536188_131259657059273_1684850386_n
April 1, 2013
Categories: USA

“US believe space needs a clear-out badly but they do not have technologies necessary for this operation. The study of the problem is under way”, – deputy assistant of US arms control and agreement verification and compliance State Secretary Frank Rose said.

As Rose pointed out that such works are carried out under the umbrella of National Security Council and Science and Technologies Board of management.

“About 60 countries have their devices on the orbit not to mention numerous commercial organization and scientific institutions. This may result in space being overcrowded’, – US diplomat stated.

According to him there are more than 22 thousand space objects larger than 10 centimeters detected by Pentagon with 1, 1 thousand active satellites at that.

“Moreover there are hundreds of thousands objects that are too small to be observed, but dangerous enough to damage satellites or the ISS”.

According to US data in last 5 years the quantity of space trash increased due to two events drawing an international response. In 2007 China tested anti-satellite weapon, destroying its own device and 2009 saw a collision of 2 satellites: Russian “Cosmos” and US “Iridium”.

“Not only USA but other countries are studying this issue how to remove the largest fragments that are the most dangerous for the ISS. But the problem is connected with serious political, technical, financial and legal difficulties. American experts are only at the beginning of their experiments, – Rose specified. – And US government still hasn’t taken any decision in this respect”, – he underlined.

There are no technologies suitable for this purpose yet, despite the fact that some American companies are trying to work it out. There were also offers from abroad received. Swiss engineers suggested using a special device acting like vacuum cleaner, many specialists believe that laser technologies would be more appropriate for removing space trash. Anyhow it is the matter of a distant future.

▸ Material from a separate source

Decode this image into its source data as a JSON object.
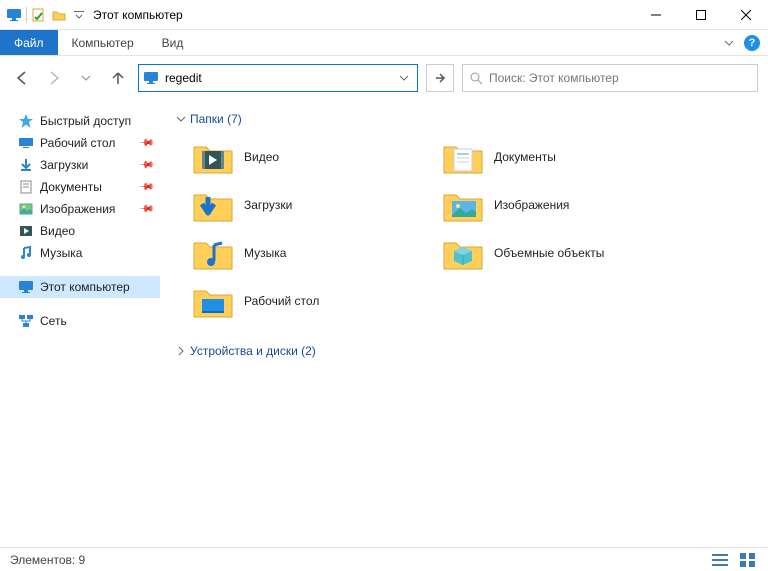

Meanwhile US focus on working out international standards that enable to keep the space clean from man-made trash and stand for the projects of International Space Behavior Code prepared by EU. It is supposed to be discussed in Kiev in May. All leading Space Countries including Russia who has already spoken about the necessity of such document will take part in the discussion.

Source: novosti-kosmonavtiki.ru

comments

More from this category:
Progress-free
April 7, 2014

On Monday Progress M-22M cargo vehicle docked to the ISS will be sent to free flight lasting up to April 18 during which Radar –…

full story
PkuUa5heN68
May 19, 2015

Russian billionaire Filaret Galtchev Eurocement Group beneficiary may go to the International Space Station as space tourist. Galchev is willing to take vacant seat in…

full story
1464338046
February 6, 2017

Russian scientists of the Institute for Biomedical Problems and NASA signed a Letter of intent about joint experiments on crew’s ground-based isolation in the framework…

full story
1389466836
May 20, 2016

The launch of Proton booster with Intelsat-31 telecommunication satellite was moved to TBD date because of technical reason, – Khrunichev Centre representative reports. Earlier the…

full story
ISS-42-43
October 17, 2014

On October 16 Gagarin Cosmonaut Training Centre saw General Medical Board meeting that analyzed the data gained in the result of Russian ISS-42/43 mission crew…

full story
launch_arbitr
November 18, 2013

About 50 space devices are to be set into the low earth orbit by Russian boosters in the nearest 1,5 months. “We’ve planned 3 launches…

full story
Ples_launch
June 11, 2013

New military satellite was launched from Plesetsk cosmodrome. At 18.37.59 Moscow time on 7 June, 2013 Soyuz-2.1V booster with military space satellite was launched by…

full story
pad_winter
January 10, 2014

Preparation works for the first space launches in 2014 started at Baikonur spaceport today. Fuel service units operation centre crew of “Yuzhny” space centre started…

full story